Charlie Dupré is a spoken word artist who has supported the likes of Scroobius Pip, Ghostpoet and Polar Bear. He is the two-time Hammer and Tongue National finalist and he’s currently performing his new show, The Stories of Shakey P, at the Fringe. Charlie talks to Laura Hunter about Shakespeare, hip-hop and performing Latitude.
When did you start writing and performing?
I was always a keen writer at school. I used to write absurdly long essays. I started writing rap lyrics at around 16 when I heard Eminem for the first time, but it wasn’t until I was at university, where there was a massive drum n bass scene, that I actually picked up a mic and started rapping to an audience. This developed into more considered poetry when I started slamming at spoken word nights.
What’s your process? Do you write first and then speak, or vice versa?
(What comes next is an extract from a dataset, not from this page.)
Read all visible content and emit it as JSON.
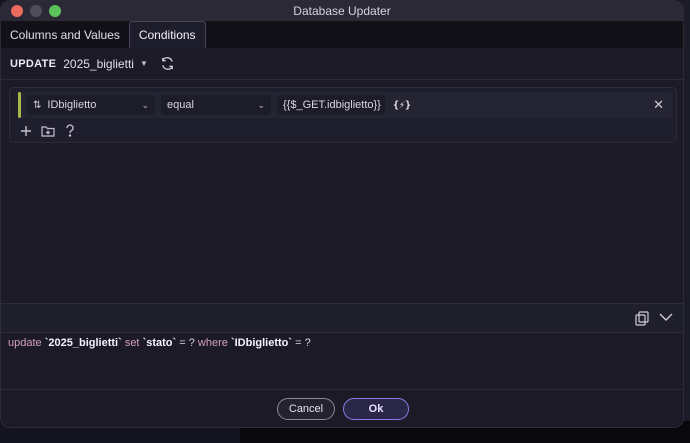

Good stuff normally comes when I’ve forgotten my notebook! Whenever I sit down with pencil poised it’s hopeless – you can’t force stuff. A good idea is more likely to pop into my head when I’m out and about, maybe seeing other performers, or just walking down the street surrounded by stimuli. I love writing in public places where lots of stuff is happening around me. The beginning of a piece is always the hardest. Once the wheels are turning, and I can see where something needs to go, then it often just sort of writes itself.
Where did the idea for the Stories of Shakey P come from?
I’ve been into Shakespeare since the age of about 12. I was totally seduced by the stories and characters and when I was planning a spoken word show at the Edinburgh festival last year, I felt I needed a concept to sustain the show for a whole hour. I already had a couple of pieces based on Shakespeare plays, and then I started to notice all the parallels with modern hip-hop. So that became the basis for the show.
How similar are Shakespearian verse and rap?
They are fundamentally the same thing, linguistically speaking. A line of either is essentially a collection of words arranged in a rhythmic pattern according to their cadence. They both harness the musicality of words to add the right sentiment to the line. They also both reflect the world around us, and what it is to be human. Hip-hop has very specific roots and cultural trappings, but it is still part of the ongoing flux of language that morphs its way through the ages.
How much does Shakespeare inform your work?
A great deal. Much of my appreciation of language comes from Shakespeare. Although I’m trying hard to be as well versed in other writers as well!
What can other writers learn from the craft of hip-hop?
Language is like music, and should be treated as such. A sentence can be configured in so many ways to create different energies, just like musical notation.
What do you love about spoken word?
The variety. Everyone that gets up on stage is completely distinct from the last, and has something unique to offer.
Who or what is your inspiration?
Eminem and Shakespeare first and foremost, but many others since.
You’re performing at the Fringe at the moment, and you performed Latitude earlier in the summer. Describe what it’s like performing your poetry in 26 words.
Sometimes it feels like I can think about something totally different and the poem or character will just possess me and perform itself. That’s twenty six.
What’s your best piece of advice for up and coming poets?
Be totally dedicated to improving. And place a value on yourself when the time is right.
What’s next for you?
We’ve just been booked for a week-long run at the Emporium in Brighton (1st-5th October) for which I’m going to do a couple of nips and tucks on the show based on feedback from the Edinburgh run. I’m also about to release a hip-hop version of the Othello piece from the show – a collaboration with producer Polar Snares. The label Rocstar Recordings are keen for us to do a whole album of similar tracks so I guess we’ll get cracking on that. I’m also mulling over the idea of doing a show where I do rap versions of famous philosophers…